--- Recorded information Enclosed Below ---

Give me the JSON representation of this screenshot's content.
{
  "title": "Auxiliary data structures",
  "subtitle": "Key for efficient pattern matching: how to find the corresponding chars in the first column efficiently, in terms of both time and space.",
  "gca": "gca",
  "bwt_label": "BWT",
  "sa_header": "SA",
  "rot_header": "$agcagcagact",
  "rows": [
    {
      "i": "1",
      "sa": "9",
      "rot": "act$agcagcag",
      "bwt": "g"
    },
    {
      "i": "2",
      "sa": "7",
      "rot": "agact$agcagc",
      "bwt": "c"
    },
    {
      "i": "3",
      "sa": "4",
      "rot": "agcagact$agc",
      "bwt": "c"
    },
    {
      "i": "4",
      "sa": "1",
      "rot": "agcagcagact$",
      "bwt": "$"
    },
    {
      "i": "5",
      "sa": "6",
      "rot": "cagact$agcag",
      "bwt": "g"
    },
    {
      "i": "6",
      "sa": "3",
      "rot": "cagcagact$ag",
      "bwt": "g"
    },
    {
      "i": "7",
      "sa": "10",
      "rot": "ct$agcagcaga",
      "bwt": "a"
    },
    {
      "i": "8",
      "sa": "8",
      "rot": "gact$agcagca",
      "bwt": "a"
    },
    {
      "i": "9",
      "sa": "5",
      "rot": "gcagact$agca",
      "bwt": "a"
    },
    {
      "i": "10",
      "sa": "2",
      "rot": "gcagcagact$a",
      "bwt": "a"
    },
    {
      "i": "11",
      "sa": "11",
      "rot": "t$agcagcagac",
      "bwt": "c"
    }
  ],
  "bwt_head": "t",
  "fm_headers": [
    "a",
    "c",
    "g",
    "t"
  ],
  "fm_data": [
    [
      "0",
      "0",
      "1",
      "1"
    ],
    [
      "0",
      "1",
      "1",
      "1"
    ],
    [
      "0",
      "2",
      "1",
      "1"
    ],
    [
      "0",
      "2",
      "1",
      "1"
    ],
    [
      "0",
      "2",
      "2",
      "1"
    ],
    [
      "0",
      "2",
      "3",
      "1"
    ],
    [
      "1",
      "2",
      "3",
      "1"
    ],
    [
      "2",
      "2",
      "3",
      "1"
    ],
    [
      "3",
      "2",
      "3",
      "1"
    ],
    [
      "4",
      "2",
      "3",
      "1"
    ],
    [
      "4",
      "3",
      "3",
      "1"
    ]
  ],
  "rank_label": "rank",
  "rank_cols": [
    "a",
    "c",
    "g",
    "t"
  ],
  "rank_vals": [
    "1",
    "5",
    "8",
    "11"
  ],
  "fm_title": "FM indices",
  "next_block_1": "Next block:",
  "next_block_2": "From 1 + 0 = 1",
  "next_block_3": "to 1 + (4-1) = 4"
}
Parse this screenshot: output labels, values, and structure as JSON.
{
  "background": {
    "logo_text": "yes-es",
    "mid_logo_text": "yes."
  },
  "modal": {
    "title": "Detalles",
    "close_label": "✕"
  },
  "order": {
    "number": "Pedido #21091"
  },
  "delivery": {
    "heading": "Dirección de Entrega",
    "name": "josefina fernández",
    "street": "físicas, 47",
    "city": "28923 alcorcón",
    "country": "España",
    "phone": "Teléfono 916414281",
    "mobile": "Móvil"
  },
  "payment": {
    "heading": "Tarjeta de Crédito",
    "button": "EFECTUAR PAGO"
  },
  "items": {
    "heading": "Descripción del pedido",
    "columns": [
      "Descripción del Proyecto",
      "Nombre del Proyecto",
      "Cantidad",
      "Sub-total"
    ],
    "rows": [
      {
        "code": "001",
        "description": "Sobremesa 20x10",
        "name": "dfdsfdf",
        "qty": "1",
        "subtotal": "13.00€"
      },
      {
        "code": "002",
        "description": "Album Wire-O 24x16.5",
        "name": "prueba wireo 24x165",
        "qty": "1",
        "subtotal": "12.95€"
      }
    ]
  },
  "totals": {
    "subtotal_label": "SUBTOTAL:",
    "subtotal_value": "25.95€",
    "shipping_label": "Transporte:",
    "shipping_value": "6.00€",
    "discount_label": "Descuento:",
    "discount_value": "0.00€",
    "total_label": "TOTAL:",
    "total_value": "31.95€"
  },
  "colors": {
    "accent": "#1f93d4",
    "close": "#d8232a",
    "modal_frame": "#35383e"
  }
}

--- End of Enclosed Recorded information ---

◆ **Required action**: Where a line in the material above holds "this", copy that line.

◆ **Response**:
Give me the JSON representation of this screenshot's content.
Parse this screenshot: output labels, values, and structure as JSON.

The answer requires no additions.